[AIM OF THE EXERCISE]: Type out every line of the data again, exactly.
___
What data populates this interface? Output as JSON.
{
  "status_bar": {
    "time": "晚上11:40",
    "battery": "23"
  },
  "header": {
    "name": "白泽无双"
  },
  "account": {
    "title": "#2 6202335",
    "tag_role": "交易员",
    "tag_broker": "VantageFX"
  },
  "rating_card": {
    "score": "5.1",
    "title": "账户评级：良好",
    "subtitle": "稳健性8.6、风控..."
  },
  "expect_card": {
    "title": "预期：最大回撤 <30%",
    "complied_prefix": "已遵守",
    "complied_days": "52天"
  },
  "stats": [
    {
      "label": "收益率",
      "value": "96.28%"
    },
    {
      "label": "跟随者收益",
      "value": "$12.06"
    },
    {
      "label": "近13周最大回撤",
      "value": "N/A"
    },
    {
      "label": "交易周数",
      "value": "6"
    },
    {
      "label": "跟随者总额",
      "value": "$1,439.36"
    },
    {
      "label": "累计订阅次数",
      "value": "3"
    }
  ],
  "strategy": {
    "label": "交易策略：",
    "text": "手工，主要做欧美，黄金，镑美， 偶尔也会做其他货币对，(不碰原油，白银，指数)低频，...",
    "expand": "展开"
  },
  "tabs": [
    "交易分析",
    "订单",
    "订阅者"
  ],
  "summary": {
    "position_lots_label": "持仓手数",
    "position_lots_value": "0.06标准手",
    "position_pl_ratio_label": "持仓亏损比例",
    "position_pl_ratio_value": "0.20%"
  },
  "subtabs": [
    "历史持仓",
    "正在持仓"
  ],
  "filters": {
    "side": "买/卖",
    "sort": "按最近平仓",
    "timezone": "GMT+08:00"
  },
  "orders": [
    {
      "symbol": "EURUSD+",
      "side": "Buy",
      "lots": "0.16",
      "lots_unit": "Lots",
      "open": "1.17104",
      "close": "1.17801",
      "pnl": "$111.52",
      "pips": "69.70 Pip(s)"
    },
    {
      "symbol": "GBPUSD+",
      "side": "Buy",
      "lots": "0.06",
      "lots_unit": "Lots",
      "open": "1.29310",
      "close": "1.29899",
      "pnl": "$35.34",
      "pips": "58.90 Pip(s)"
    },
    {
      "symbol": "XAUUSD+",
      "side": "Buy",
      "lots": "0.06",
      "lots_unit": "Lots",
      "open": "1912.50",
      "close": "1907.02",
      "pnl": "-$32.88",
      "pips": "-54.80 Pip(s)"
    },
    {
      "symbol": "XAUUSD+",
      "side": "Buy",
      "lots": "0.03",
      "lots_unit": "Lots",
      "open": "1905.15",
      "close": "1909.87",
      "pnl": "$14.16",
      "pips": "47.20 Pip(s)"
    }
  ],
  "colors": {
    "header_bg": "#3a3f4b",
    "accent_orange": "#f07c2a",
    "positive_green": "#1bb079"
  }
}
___
[THE COMPLETED TASK]:
What data populates this interface? Output as JSON.
{
  "status_bar": {
    "time": "晚上11:40",
    "battery": "23"
  },
  "header": {
    "name": "白泽无双"
  },
  "account": {
    "title": "#2 6202335",
    "tag_role": "交易员",
    "tag_broker": "VantageFX"
  },
  "rating_card": {
    "score": "5.1",
    "title": "账户评级：良好",
    "subtitle": "稳健性8.6、风控..."
  },
  "expect_card": {
    "title": "预期：最大回撤 <30%",
    "complied_prefix": "已遵守",
    "complied_days": "52天"
  },
  "stats": [
    {
      "label": "收益率",
      "value": "96.28%"
    },
    {
      "label": "跟随者收益",
      "value": "$12.06"
    },
    {
      "label": "近13周最大回撤",
      "value": "N/A"
    },
    {
      "label": "交易周数",
      "value": "6"
    },
    {
      "label": "跟随者总额",
      "value": "$1,439.36"
    },
    {
      "label": "累计订阅次数",
      "value": "3"
    }
  ],
  "strategy": {
    "label": "交易策略：",
    "text": "手工，主要做欧美，黄金，镑美， 偶尔也会做其他货币对，(不碰原油，白银，指数)低频，...",
    "expand": "展开"
  },
  "tabs": [
    "交易分析",
    "订单",
    "订阅者"
  ],
  "summary": {
    "position_lots_label": "持仓手数",
    "position_lots_value": "0.06标准手",
    "position_pl_ratio_label": "持仓亏损比例",
    "position_pl_ratio_value": "0.20%"
  },
  "subtabs": [
    "历史持仓",
    "正在持仓"
  ],
  "filters": {
    "side": "买/卖",
    "sort": "按最近平仓",
    "timezone": "GMT+08:00"
  },
  "orders": [
    {
      "symbol": "EURUSD+",
      "side": "Buy",
      "lots": "0.16",
      "lots_unit": "Lots",
      "open": "1.17104",
      "close": "1.17801",
      "pnl": "$111.52",
      "pips": "69.70 Pip(s)"
    },
    {
      "symbol": "GBPUSD+",
      "side": "Buy",
      "lots": "0.06",
      "lots_unit": "Lots",
      "open": "1.29310",
      "close": "1.29899",
      "pnl": "$35.34",
      "pips": "58.90 Pip(s)"
    },
    {
      "symbol": "XAUUSD+",
      "side": "Buy",
      "lots": "0.06",
      "lots_unit": "Lots",
      "open": "1912.50",
      "close": "1907.02",
      "pnl": "-$32.88",
      "pips": "-54.80 Pip(s)"
    },
    {
      "symbol": "XAUUSD+",
      "side": "Buy",
      "lots": "0.03",
      "lots_unit": "Lots",
      "open": "1905.15",
      "close": "1909.87",
      "pnl": "$14.16",
      "pips": "47.20 Pip(s)"
    }
  ],
  "colors": {
    "header_bg": "#3a3f4b",
    "accent_orange": "#f07c2a",
    "positive_green": "#1bb079"
  }
}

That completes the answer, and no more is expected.